▶ **WHAT TO PRODUCE**
What is expected is a word-for-word copy of all the entries.

▶ **DATA TO EXAMINE**
—————
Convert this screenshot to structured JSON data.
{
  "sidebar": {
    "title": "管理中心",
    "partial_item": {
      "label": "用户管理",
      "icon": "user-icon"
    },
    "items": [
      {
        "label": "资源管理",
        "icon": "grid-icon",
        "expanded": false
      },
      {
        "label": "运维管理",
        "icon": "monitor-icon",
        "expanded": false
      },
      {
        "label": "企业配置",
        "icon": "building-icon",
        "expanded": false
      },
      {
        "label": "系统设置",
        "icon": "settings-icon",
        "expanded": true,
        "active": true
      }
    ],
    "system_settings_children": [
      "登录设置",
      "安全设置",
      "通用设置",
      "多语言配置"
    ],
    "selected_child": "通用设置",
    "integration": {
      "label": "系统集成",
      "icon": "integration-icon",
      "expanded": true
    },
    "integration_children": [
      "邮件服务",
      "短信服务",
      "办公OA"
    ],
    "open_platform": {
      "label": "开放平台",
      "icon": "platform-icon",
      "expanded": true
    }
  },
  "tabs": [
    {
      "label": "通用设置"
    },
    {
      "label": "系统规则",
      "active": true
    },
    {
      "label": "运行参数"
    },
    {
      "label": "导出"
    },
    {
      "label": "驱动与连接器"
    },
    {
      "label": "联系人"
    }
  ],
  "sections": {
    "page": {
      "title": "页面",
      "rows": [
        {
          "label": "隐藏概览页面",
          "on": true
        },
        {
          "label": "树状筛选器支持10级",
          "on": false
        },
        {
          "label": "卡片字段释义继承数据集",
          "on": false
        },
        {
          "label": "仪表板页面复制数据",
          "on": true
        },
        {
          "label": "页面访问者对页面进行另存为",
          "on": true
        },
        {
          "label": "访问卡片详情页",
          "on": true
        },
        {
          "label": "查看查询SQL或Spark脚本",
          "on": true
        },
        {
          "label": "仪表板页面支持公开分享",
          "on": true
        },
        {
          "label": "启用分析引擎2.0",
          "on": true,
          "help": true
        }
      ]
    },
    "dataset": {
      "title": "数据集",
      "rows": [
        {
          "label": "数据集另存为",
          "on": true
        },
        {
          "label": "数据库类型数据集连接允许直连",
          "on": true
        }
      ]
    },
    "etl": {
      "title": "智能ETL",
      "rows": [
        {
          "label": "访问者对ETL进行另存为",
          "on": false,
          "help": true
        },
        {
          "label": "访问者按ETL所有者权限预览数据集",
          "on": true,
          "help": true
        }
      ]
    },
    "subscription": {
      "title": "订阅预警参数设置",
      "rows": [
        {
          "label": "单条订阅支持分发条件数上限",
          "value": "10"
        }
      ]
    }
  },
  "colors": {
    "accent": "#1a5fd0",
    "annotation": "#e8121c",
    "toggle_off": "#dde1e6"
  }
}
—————
▶ **RESULT**
Convert this screenshot to structured JSON data.
{
  "sidebar": {
    "title": "管理中心",
    "partial_item": {
      "label": "用户管理",
      "icon": "user-icon"
    },
    "items": [
      {
        "label": "资源管理",
        "icon": "grid-icon",
        "expanded": false
      },
      {
        "label": "运维管理",
        "icon": "monitor-icon",
        "expanded": false
      },
      {
        "label": "企业配置",
        "icon": "building-icon",
        "expanded": false
      },
      {
        "label": "系统设置",
        "icon": "settings-icon",
        "expanded": true,
        "active": true
      }
    ],
    "system_settings_children": [
      "登录设置",
      "安全设置",
      "通用设置",
      "多语言配置"
    ],
    "selected_child": "通用设置",
    "integration": {
      "label": "系统集成",
      "icon": "integration-icon",
      "expanded": true
    },
    "integration_children": [
      "邮件服务",
      "短信服务",
      "办公OA"
    ],
    "open_platform": {
      "label": "开放平台",
      "icon": "platform-icon",
      "expanded": true
    }
  },
  "tabs": [
    {
      "label": "通用设置"
    },
    {
      "label": "系统规则",
      "active": true
    },
    {
      "label": "运行参数"
    },
    {
      "label": "导出"
    },
    {
      "label": "驱动与连接器"
    },
    {
      "label": "联系人"
    }
  ],
  "sections": {
    "page": {
      "title": "页面",
      "rows": [
        {
          "label": "隐藏概览页面",
          "on": true
        },
        {
          "label": "树状筛选器支持10级",
          "on": false
        },
        {
          "label": "卡片字段释义继承数据集",
          "on": false
        },
        {
          "label": "仪表板页面复制数据",
          "on": true
        },
        {
          "label": "页面访问者对页面进行另存为",
          "on": true
        },
        {
          "label": "访问卡片详情页",
          "on": true
        },
        {
          "label": "查看查询SQL或Spark脚本",
          "on": true
        },
        {
          "label": "仪表板页面支持公开分享",
          "on": true
        },
        {
          "label": "启用分析引擎2.0",
          "on": true,
          "help": true
        }
      ]
    },
    "dataset": {
      "title": "数据集",
      "rows": [
        {
          "label": "数据集另存为",
          "on": true
        },
        {
          "label": "数据库类型数据集连接允许直连",
          "on": true
        }
      ]
    },
    "etl": {
      "title": "智能ETL",
      "rows": [
        {
          "label": "访问者对ETL进行另存为",
          "on": false,
          "help": true
        },
        {
          "label": "访问者按ETL所有者权限预览数据集",
          "on": true,
          "help": true
        }
      ]
    },
    "subscription": {
      "title": "订阅预警参数设置",
      "rows": [
        {
          "label": "单条订阅支持分发条件数上限",
          "value": "10"
        }
      ]
    }
  },
  "colors": {
    "accent": "#1a5fd0",
    "annotation": "#e8121c",
    "toggle_off": "#dde1e6"
  }
}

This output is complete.